EXERCISE GOAL —
Without any pictures, copy the records below once more, exactly as they are.

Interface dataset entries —
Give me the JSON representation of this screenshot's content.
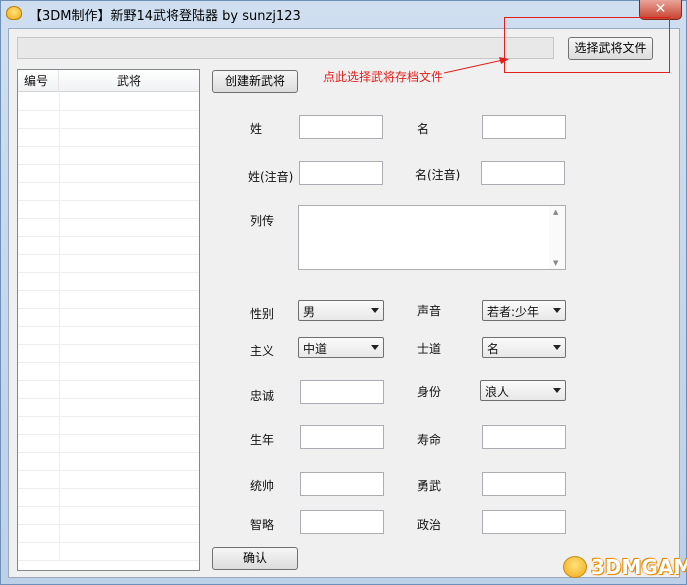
{
  "window": {
    "title": "【3DM制作】新野14武将登陆器 by sunzj123",
    "close": "✕"
  },
  "toolbar": {
    "select_file_button": "选择武将文件",
    "create_button": "创建新武将",
    "confirm_button": "确认"
  },
  "annotation": {
    "text": "点此选择武将存档文件",
    "color": "#e0201c"
  },
  "list": {
    "columns": [
      "编号",
      "武将"
    ],
    "rows": []
  },
  "form": {
    "surname": "姓",
    "given_name": "名",
    "surname_phonetic": "姓(注音)",
    "given_phonetic": "名(注音)",
    "biography": "列传",
    "gender": {
      "label": "性别",
      "value": "男"
    },
    "voice": {
      "label": "声音",
      "value": "若者:少年"
    },
    "ideology": {
      "label": "主义",
      "value": "中道"
    },
    "code": {
      "label": "士道",
      "value": "名"
    },
    "loyalty": "忠诚",
    "status": {
      "label": "身份",
      "value": "浪人"
    },
    "birth_year": "生年",
    "lifespan": "寿命",
    "command": "统帅",
    "valor": "勇武",
    "intellect": "智略",
    "politics": "政治"
  },
  "watermark": {
    "text": "3DMGAME",
    "icon": "mascot-icon"
  }
}
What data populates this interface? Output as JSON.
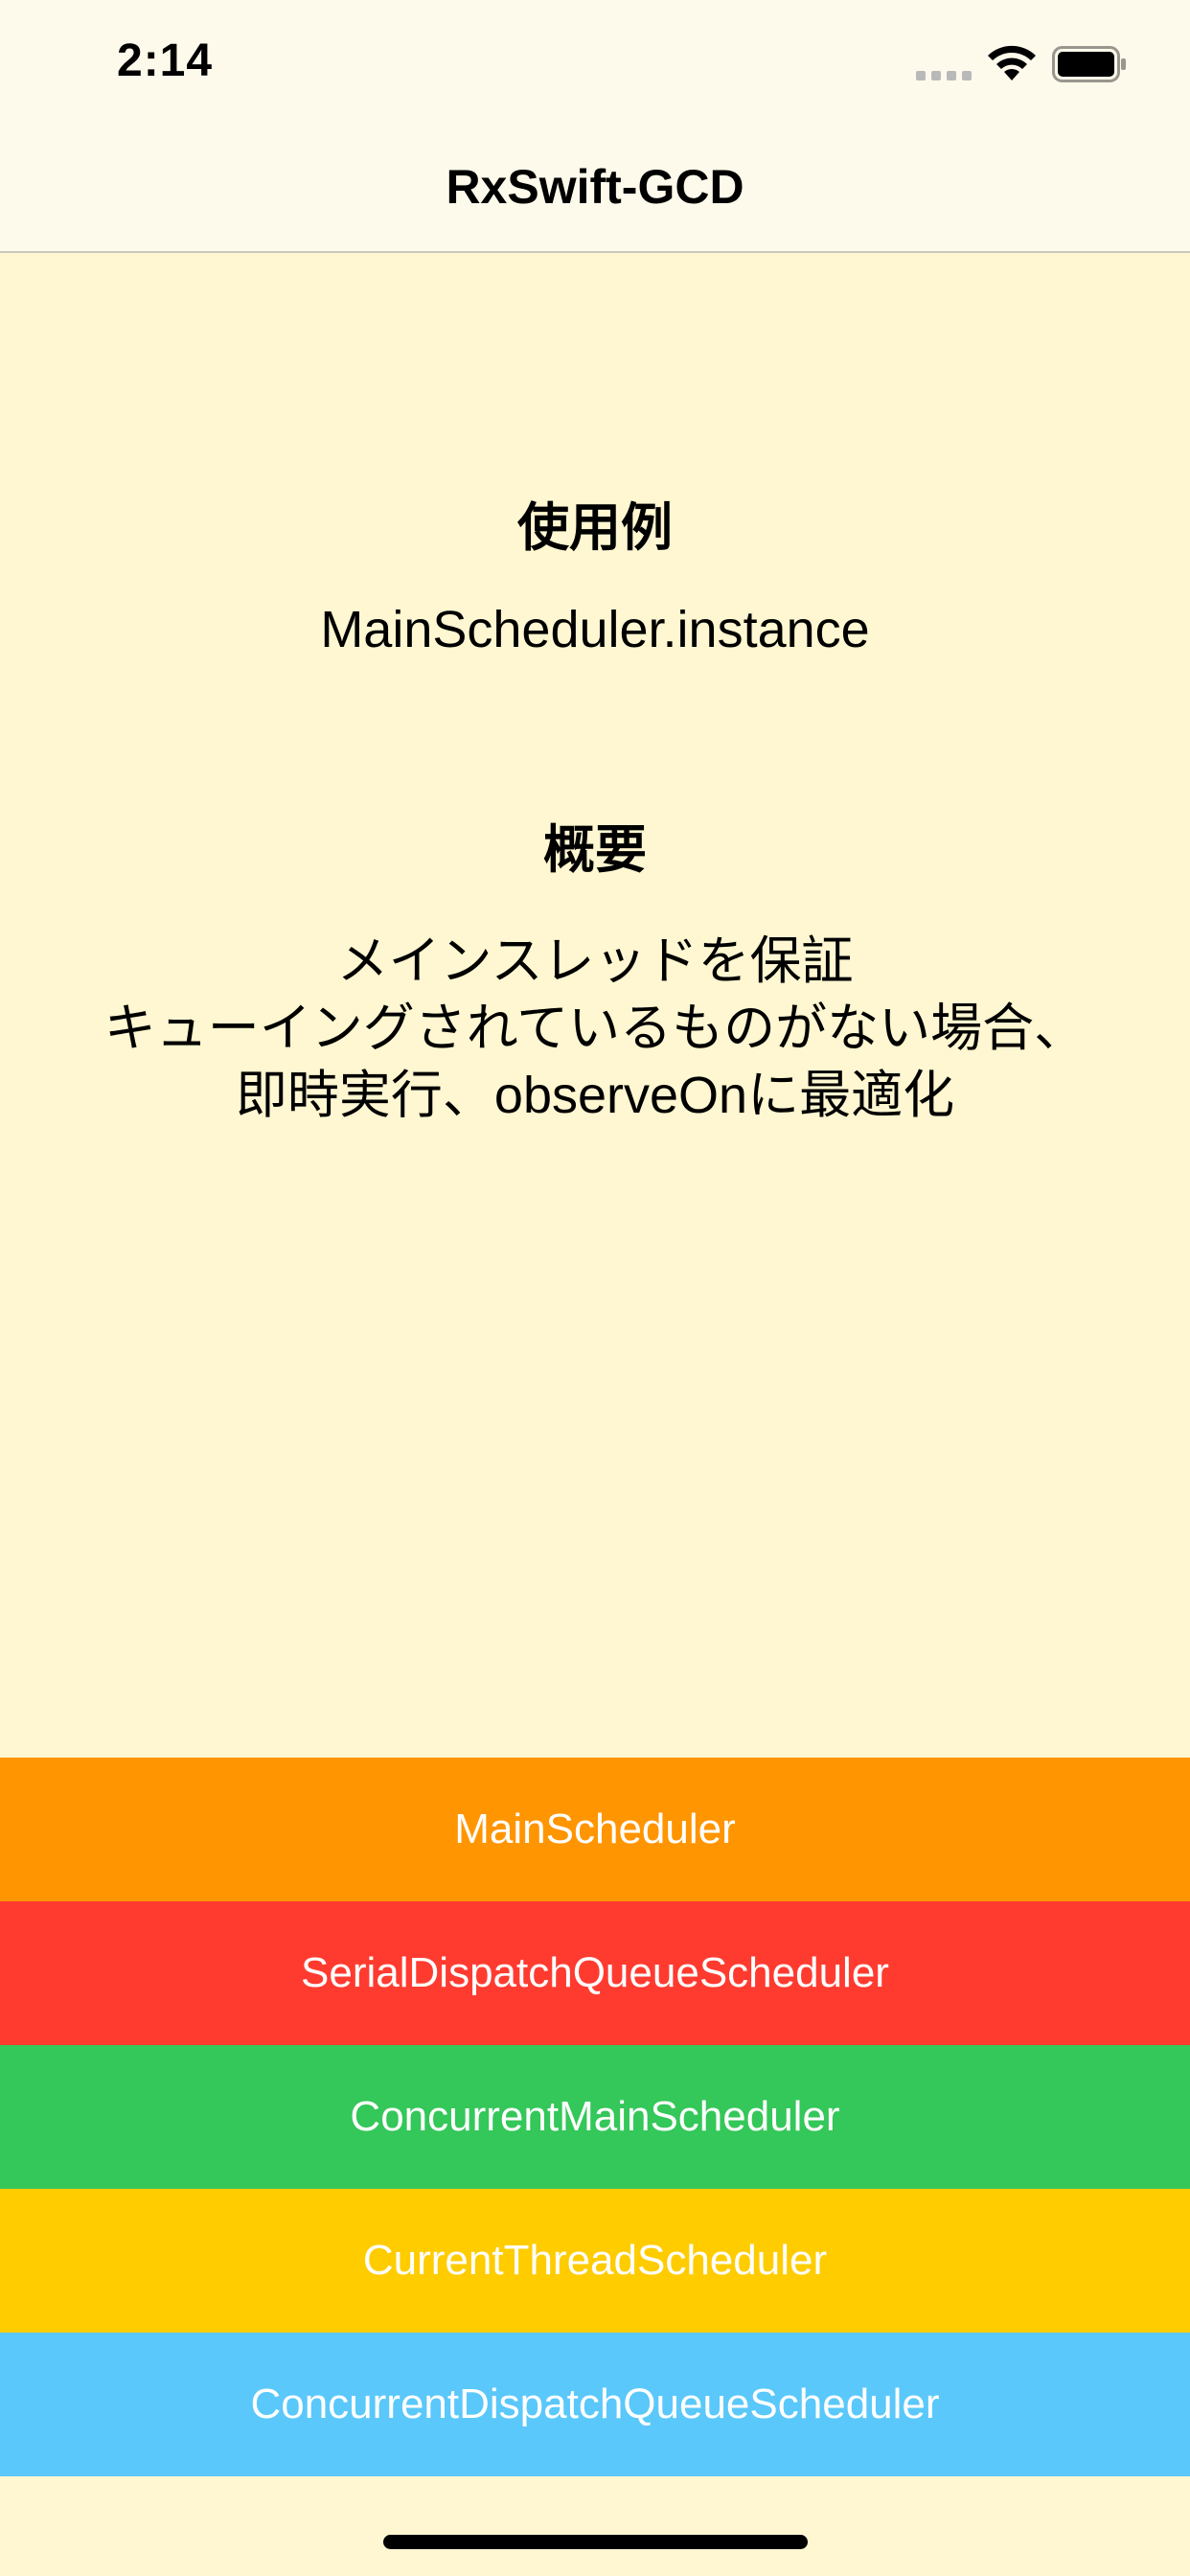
{
  "status_bar": {
    "time": "2:14",
    "icons": [
      "signal-icon",
      "wifi-icon",
      "battery-icon"
    ]
  },
  "nav": {
    "title": "RxSwift-GCD"
  },
  "usage": {
    "heading": "使用例",
    "body": "MainScheduler.instance"
  },
  "summary": {
    "heading": "概要",
    "lines": [
      "メインスレッドを保証",
      "キューイングされているものがない場合、",
      "即時実行、observeOnに最適化"
    ]
  },
  "schedulers": [
    {
      "label": "MainScheduler",
      "color": "#ff9500"
    },
    {
      "label": "SerialDispatchQueueScheduler",
      "color": "#ff3b30"
    },
    {
      "label": "ConcurrentMainScheduler",
      "color": "#34c759"
    },
    {
      "label": "CurrentThreadScheduler",
      "color": "#ffcc00"
    },
    {
      "label": "ConcurrentDispatchQueueScheduler",
      "color": "#5ac8fa"
    }
  ],
  "colors": {
    "background": "#fef7d1",
    "bar_background": "#fefaeb"
  }
}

OUTPUT —
Give me the JSON representation of this screenshot's content.
{
  "window": {
    "title": "【3DM制作】新野14武将登陆器 by sunzj123",
    "close": "✕"
  },
  "toolbar": {
    "select_file_button": "选择武将文件",
    "create_button": "创建新武将",
    "confirm_button": "确认"
  },
  "annotation": {
    "text": "点此选择武将存档文件",
    "color": "#e0201c"
  },
  "list": {
    "columns": [
      "编号",
      "武将"
    ],
    "rows": []
  },
  "form": {
    "surname": "姓",
    "given_name": "名",
    "surname_phonetic": "姓(注音)",
    "given_phonetic": "名(注音)",
    "biography": "列传",
    "gender": {
      "label": "性别",
      "value": "男"
    },
    "voice": {
      "label": "声音",
      "value": "若者:少年"
    },
    "ideology": {
      "label": "主义",
      "value": "中道"
    },
    "code": {
      "label": "士道",
      "value": "名"
    },
    "loyalty": "忠诚",
    "status": {
      "label": "身份",
      "value": "浪人"
    },
    "birth_year": "生年",
    "lifespan": "寿命",
    "command": "统帅",
    "valor": "勇武",
    "intellect": "智略",
    "politics": "政治"
  },
  "watermark": {
    "text": "3DMGAME",
    "icon": "mascot-icon"
  }
}
What data populates this interface? Output as JSON.
{
  "status_bar": {
    "time": "2:14",
    "icons": [
      "signal-icon",
      "wifi-icon",
      "battery-icon"
    ]
  },
  "nav": {
    "title": "RxSwift-GCD"
  },
  "usage": {
    "heading": "使用例",
    "body": "MainScheduler.instance"
  },
  "summary": {
    "heading": "概要",
    "lines": [
      "メインスレッドを保証",
      "キューイングされているものがない場合、",
      "即時実行、observeOnに最適化"
    ]
  },
  "schedulers": [
    {
      "label": "MainScheduler",
      "color": "#ff9500"
    },
    {
      "label": "SerialDispatchQueueScheduler",
      "color": "#ff3b30"
    },
    {
      "label": "ConcurrentMainScheduler",
      "color": "#34c759"
    },
    {
      "label": "CurrentThreadScheduler",
      "color": "#ffcc00"
    },
    {
      "label": "ConcurrentDispatchQueueScheduler",
      "color": "#5ac8fa"
    }
  ],
  "colors": {
    "background": "#fef7d1",
    "bar_background": "#fefaeb"
  }
}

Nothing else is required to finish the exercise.